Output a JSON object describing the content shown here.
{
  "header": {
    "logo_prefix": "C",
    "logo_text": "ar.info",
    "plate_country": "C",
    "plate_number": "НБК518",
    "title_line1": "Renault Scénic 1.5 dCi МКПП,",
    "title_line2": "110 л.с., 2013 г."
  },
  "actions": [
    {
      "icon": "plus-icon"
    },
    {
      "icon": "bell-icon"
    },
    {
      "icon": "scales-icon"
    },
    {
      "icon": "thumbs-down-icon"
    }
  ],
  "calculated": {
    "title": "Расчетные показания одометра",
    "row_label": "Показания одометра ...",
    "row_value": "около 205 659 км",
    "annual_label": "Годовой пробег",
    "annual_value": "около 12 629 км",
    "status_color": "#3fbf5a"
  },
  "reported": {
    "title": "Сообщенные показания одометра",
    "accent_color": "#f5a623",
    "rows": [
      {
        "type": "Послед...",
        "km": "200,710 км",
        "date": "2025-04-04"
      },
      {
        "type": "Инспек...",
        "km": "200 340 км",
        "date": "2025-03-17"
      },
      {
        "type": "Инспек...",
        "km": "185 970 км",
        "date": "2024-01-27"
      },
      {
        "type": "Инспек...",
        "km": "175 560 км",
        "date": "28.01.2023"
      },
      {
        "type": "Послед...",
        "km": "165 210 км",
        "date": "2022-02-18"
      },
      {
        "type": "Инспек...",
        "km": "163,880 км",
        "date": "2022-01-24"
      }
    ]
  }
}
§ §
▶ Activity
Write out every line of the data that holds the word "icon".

▶ Completed task
      "icon": "plus-icon"
      "icon": "bell-icon"
      "icon": "scales-icon"
      "icon": "thumbs-down-icon"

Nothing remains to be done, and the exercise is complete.